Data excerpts
----
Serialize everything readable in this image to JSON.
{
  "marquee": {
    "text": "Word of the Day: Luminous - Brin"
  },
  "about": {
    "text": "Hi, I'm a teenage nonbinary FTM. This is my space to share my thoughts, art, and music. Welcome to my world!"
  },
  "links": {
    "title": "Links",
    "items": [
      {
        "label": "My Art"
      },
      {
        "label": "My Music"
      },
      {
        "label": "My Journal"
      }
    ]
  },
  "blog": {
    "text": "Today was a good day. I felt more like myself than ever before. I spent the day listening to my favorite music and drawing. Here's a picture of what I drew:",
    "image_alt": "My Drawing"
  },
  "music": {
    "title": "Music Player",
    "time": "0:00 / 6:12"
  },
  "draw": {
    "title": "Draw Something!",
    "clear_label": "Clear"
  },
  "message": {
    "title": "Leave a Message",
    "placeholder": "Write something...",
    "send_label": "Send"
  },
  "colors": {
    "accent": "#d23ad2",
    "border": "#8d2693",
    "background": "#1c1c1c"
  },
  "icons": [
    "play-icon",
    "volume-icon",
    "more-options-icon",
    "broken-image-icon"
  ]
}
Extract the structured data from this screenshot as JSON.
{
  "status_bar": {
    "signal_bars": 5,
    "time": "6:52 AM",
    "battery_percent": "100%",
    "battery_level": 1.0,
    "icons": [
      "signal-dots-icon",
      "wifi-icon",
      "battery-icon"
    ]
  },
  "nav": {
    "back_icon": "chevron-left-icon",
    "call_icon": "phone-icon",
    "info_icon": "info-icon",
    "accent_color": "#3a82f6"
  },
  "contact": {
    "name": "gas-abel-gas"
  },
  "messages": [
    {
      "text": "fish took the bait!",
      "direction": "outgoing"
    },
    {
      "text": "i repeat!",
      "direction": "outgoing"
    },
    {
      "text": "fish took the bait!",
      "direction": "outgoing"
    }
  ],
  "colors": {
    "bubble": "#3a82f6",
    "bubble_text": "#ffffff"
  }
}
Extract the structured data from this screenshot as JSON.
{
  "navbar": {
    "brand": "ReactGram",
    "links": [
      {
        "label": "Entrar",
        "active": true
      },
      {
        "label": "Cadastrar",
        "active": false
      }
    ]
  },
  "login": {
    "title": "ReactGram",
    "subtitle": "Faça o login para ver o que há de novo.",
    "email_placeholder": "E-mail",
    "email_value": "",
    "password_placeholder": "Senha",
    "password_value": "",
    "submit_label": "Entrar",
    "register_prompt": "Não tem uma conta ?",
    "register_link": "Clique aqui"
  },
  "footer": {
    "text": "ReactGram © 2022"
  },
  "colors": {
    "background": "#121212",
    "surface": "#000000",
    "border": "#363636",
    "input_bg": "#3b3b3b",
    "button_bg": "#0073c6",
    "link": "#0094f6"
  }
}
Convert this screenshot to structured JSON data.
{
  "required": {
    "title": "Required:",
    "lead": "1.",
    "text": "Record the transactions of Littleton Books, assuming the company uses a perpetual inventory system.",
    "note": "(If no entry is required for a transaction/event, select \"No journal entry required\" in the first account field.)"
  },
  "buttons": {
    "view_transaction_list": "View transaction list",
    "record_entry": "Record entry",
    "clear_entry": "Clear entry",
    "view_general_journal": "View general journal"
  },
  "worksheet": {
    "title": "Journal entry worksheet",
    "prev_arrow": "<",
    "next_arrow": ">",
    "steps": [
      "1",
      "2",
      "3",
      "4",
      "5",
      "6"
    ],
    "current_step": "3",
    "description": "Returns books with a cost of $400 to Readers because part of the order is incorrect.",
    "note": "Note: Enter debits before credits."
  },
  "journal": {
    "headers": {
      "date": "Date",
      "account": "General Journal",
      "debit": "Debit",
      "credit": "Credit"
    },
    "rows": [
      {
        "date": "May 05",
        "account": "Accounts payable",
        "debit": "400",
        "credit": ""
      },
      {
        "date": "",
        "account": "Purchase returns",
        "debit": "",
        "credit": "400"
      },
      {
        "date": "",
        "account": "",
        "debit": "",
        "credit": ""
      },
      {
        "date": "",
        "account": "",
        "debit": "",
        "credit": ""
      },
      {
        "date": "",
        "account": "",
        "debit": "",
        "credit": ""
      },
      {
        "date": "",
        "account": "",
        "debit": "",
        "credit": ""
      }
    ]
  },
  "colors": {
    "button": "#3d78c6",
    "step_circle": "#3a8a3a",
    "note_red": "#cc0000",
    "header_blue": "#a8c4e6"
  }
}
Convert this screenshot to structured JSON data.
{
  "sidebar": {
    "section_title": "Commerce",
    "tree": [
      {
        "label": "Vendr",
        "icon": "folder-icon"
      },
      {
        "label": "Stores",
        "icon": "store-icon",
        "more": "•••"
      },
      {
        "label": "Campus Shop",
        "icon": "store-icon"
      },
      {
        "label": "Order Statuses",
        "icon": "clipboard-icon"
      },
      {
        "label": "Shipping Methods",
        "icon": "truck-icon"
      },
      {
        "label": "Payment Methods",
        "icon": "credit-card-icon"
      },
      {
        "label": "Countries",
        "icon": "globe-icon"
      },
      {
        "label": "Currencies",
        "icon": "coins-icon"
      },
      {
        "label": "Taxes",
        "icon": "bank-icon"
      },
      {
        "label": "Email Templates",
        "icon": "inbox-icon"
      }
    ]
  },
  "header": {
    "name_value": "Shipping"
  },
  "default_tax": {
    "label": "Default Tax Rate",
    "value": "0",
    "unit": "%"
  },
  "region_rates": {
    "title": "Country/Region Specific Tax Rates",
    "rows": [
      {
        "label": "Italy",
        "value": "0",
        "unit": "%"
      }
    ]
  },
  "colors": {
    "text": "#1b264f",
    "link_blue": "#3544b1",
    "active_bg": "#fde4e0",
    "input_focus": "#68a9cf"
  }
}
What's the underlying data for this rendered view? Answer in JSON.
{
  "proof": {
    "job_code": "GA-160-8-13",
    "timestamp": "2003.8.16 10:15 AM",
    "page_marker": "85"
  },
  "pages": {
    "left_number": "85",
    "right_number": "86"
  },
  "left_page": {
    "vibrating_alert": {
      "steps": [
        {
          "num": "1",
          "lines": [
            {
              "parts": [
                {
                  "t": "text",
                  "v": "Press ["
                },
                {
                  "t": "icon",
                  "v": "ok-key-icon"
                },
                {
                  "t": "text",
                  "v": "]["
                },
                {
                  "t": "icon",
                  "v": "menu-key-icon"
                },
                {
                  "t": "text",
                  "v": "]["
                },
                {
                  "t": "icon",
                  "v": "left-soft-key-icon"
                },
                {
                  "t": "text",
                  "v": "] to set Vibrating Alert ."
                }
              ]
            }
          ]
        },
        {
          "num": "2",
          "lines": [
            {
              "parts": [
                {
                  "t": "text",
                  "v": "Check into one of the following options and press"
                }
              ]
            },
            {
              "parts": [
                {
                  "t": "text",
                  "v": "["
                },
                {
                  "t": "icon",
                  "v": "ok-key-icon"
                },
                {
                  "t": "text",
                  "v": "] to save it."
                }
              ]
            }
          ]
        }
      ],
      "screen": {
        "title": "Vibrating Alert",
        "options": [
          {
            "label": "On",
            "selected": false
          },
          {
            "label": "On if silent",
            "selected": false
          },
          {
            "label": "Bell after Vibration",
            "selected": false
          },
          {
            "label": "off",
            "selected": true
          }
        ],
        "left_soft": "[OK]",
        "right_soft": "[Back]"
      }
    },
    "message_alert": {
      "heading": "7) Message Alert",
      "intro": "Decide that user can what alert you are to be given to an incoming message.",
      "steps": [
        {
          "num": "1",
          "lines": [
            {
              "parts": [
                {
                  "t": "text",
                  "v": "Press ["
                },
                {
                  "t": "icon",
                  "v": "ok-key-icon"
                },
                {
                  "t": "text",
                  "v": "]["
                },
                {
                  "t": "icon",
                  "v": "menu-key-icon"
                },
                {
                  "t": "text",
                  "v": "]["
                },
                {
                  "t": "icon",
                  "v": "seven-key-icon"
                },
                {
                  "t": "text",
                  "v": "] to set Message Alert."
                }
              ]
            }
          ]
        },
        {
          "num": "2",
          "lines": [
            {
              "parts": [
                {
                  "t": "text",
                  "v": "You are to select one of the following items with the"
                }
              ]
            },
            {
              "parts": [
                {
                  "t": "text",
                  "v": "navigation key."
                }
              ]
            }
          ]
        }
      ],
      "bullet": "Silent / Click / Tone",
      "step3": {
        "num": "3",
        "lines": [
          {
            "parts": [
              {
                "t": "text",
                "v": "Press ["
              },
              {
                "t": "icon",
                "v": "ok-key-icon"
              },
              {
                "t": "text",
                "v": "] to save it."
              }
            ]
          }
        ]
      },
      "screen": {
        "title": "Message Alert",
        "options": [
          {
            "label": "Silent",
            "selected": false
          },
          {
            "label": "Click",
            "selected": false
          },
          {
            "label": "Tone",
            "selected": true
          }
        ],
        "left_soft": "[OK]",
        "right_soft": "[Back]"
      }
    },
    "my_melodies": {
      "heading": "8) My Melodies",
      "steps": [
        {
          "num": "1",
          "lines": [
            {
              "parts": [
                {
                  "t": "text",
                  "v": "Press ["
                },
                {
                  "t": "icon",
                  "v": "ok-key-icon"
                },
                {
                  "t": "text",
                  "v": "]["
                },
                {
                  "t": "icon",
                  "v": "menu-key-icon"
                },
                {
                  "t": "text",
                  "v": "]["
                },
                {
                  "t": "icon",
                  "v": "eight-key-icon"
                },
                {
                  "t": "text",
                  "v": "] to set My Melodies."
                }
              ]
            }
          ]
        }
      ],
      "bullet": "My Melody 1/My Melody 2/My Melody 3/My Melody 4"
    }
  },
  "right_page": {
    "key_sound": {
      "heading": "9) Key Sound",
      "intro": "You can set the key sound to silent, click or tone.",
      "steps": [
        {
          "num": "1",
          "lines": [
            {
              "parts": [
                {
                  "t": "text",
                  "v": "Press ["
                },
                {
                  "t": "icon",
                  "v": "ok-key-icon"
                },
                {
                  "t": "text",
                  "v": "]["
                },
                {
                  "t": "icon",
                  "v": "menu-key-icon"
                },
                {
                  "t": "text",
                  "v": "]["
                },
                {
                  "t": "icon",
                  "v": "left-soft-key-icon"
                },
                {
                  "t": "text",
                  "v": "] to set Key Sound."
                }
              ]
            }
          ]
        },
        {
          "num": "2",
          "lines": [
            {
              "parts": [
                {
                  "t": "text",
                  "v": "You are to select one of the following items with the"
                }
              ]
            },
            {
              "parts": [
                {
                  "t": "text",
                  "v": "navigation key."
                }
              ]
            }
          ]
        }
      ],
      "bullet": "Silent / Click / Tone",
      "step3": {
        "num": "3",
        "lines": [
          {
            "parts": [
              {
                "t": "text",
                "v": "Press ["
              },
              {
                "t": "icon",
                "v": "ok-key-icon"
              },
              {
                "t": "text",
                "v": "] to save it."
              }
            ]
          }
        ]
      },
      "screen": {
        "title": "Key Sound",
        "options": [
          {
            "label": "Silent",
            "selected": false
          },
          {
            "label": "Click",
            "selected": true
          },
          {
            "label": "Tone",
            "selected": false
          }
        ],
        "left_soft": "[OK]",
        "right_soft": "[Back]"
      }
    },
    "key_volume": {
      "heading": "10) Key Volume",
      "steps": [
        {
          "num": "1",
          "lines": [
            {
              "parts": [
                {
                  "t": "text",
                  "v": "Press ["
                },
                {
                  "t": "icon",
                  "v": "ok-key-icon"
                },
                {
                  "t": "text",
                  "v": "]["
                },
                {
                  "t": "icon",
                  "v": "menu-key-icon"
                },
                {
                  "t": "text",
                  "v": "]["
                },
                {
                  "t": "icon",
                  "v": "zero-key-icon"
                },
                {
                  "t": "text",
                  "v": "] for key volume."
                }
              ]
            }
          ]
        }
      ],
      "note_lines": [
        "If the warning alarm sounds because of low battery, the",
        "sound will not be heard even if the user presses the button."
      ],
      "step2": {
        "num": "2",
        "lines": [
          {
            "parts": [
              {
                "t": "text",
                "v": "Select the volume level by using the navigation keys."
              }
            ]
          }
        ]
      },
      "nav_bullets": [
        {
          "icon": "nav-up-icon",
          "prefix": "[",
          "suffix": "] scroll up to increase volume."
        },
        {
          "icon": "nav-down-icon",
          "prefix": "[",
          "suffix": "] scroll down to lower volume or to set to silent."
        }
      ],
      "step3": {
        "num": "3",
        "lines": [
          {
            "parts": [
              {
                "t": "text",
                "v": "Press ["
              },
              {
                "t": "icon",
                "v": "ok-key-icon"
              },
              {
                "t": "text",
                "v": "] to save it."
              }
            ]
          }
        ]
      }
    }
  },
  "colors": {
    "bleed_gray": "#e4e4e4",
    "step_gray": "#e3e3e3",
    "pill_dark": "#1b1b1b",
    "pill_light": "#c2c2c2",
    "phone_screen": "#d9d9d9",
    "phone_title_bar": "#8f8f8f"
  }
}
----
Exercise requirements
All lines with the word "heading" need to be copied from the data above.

Exercise result
      "heading": "7) Message Alert",
      "heading": "8) My Melodies",
      "heading": "9) Key Sound",
      "heading": "10) Key Volume",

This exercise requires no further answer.